Until I read “Rich Dad, Poor Dad“, I thought there was only one way to retire.


The path to retirement in my house was this:
Save money
Give it to someone to invest for you
Remove choice so you don’t screw it up (set up auto-withdrawals for 10% of your salary)
Work until age 65
Slowly draw funds from your investments. Try not to run out of money before you run out of life.


“Rich Dad, Poor Dad” was an epiphany: I learned that purchasing buildings and collecting rental income would give me consistent cash flow without an end. Here’s how it works:
Buy a building
Rent the space in the building
Collect rent
Pay off the mortgage
Continue to collect rent to infinity.

After I finished the book, I immediately began searching for a building to buy. I didn’t have any money, so it took me a few years to get the downpayment together. Now I own three buildings, and the rent I collect from them is over $12,000 per month. To receive that same dividend from investments, I’d need to save $3,600,000. But my buildings cost $900,000 combined; I only needed 1/10 of that amount as downpayment money; and they pay for their own mortgages.
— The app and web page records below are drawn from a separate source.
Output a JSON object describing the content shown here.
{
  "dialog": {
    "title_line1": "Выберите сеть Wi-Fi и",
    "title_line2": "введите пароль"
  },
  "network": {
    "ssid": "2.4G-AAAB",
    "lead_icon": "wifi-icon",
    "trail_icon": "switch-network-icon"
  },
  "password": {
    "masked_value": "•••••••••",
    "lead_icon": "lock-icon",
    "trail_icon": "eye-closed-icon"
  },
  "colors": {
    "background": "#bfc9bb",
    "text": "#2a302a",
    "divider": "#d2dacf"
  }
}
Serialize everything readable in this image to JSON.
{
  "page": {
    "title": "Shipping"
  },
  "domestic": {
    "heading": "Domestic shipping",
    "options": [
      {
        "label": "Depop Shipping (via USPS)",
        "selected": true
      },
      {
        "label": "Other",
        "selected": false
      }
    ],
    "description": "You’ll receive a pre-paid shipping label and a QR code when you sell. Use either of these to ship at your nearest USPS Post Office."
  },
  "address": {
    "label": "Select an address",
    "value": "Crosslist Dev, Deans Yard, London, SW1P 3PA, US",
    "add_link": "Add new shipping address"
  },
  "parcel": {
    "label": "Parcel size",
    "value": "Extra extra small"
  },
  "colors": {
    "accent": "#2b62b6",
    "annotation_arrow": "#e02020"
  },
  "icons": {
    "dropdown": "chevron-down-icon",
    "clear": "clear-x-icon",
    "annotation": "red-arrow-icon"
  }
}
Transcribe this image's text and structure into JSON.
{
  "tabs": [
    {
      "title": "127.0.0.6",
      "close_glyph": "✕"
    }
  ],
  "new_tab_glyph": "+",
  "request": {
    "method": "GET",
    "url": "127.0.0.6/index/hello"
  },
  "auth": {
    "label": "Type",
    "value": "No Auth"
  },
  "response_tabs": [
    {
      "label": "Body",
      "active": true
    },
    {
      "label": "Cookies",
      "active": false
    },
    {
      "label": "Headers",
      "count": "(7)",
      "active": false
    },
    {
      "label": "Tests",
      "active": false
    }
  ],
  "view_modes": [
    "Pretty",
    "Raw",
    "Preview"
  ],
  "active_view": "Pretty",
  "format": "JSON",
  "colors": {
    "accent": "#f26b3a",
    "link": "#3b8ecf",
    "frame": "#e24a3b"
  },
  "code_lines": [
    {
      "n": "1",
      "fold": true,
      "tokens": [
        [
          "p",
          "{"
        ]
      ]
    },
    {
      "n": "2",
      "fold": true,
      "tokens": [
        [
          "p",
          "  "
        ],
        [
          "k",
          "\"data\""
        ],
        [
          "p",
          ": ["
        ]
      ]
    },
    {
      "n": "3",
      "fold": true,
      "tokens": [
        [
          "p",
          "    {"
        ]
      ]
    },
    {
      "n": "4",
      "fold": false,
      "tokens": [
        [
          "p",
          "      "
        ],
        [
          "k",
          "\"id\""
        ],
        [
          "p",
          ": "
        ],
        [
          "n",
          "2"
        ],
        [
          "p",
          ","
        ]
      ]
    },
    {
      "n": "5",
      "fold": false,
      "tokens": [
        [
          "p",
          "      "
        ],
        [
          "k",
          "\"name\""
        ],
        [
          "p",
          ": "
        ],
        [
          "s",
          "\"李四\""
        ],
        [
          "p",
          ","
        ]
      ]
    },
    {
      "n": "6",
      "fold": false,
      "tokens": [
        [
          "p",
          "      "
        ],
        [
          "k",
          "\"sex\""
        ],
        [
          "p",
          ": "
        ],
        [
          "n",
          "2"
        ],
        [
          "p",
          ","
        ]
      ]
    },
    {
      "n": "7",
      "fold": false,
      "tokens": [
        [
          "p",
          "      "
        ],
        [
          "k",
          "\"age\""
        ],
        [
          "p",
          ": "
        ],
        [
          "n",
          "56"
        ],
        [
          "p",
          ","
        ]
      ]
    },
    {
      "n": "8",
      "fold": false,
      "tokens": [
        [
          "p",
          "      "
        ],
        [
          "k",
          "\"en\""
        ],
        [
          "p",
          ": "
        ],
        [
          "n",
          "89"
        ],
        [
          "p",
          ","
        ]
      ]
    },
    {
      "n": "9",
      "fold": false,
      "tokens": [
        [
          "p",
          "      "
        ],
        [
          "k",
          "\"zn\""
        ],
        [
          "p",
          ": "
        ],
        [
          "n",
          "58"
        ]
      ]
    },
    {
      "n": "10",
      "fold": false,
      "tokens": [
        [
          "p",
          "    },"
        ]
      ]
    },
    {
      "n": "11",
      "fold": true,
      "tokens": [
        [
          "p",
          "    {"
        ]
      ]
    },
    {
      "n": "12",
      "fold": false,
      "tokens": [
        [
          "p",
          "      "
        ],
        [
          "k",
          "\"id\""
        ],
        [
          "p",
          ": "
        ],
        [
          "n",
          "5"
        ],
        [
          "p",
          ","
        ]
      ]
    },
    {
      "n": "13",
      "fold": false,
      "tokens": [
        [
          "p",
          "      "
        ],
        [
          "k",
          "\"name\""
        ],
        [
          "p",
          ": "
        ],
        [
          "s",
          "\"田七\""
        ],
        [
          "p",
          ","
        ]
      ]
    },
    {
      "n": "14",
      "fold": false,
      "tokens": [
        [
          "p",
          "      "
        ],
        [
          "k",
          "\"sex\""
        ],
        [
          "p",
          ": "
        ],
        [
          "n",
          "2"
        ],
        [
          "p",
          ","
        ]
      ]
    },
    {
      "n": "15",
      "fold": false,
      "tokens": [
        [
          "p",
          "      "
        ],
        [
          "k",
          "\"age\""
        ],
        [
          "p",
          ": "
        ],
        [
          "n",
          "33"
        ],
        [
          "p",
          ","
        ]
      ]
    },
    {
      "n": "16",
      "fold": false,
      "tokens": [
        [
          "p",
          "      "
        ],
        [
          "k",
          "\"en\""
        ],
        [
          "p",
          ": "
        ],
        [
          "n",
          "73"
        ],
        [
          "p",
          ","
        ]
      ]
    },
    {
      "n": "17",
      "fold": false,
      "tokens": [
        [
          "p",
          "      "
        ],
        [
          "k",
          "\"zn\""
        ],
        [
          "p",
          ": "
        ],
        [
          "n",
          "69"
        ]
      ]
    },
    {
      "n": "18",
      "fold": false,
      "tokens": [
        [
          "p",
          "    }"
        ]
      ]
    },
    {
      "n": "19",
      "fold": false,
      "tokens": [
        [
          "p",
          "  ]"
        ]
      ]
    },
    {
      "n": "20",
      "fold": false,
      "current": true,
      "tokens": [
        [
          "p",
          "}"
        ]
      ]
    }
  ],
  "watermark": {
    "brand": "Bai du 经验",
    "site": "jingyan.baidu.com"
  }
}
I’m 43 and retired.


We call this “functional retirement“, because I don’t depend on a “job” to pay me anymore, but continue to work because I love my vocation. Being a mentor to other business owners is part of my legacy.


But there’s actually a THIRD way to retire, and ONLY entrepreneurs can do it.


As soon as I read “Rich Dad, Poor Dad”, I began to wonder: can a business become a cash flow asset?


I was reading both The E-Myth and The Four-Hour Workweek at the time. It seemed crazy to think your job could require only 4 hours of work per week–but I wondered, could it actually go to zero? Could I build systems that would replace me entirely?


(The answer is yes, but only for entrepreneurs. And only if your business is completely independent.)


For a few years, I thought about how to build a completely autonomous business in the service industry. Was it possible for a business to run completely without the owner’s presence or oversight? Could a business really be a cash flow asset, even in the very-high-touch business of fitness coaching?


My initial progress was slow, because I didn’t really WANT to stop coaching. I also kept a very close watch on the money, and didn’t trust my staff to create it. I couldn’t detach, because–well, what if we had a slow month? Someone needed to stay up worrying all night!


Of course, that isn’t true. The solution to the panic problem is to not have slow months. Eventually, I began delegating growth, retention and sales to my staff. And in May 2018, I decided that I had to do the ultimate test: a full year without setting foot in my gym at ALL.


The test was prompted by a few Facebook posts from other gym owners. They claimed to be “retiring” and selling their gym. But I was skeptical: their posts on LinkedIn told a different story. And their gyms didn’t appear to be worth much. In fact, they weren’t really retiring. They were just giving up. I wanted to prove that there’s no need to close your gym to retire from day-to-day operations.


You don’t have to quit YOUR gym, don’t worry. Consider this my 4-minute mile: someone has to prove it’s possible to set the scale. Then we can all choose how detached we really want to be.


I missed doing CrossFit with my noon group. But removing my last connection to the gym–and having my GM run it–meant that I was free to work on my Tinker-level projects, like building Two-Brain Business. Yep, I still got paid my full salary in my year away. The gym grew without me. Rates were raised, customers were fired…all the hard stuff still happened without me. Because it had to.


Listen to Kaleda’s podcast. She’s 29 and retired too.


There’s a new way to retire. Your mission can continue when your working life ends. Follow the steps in Founder, Farmer, Tinker, Thief. You’ll get here far faster than I did!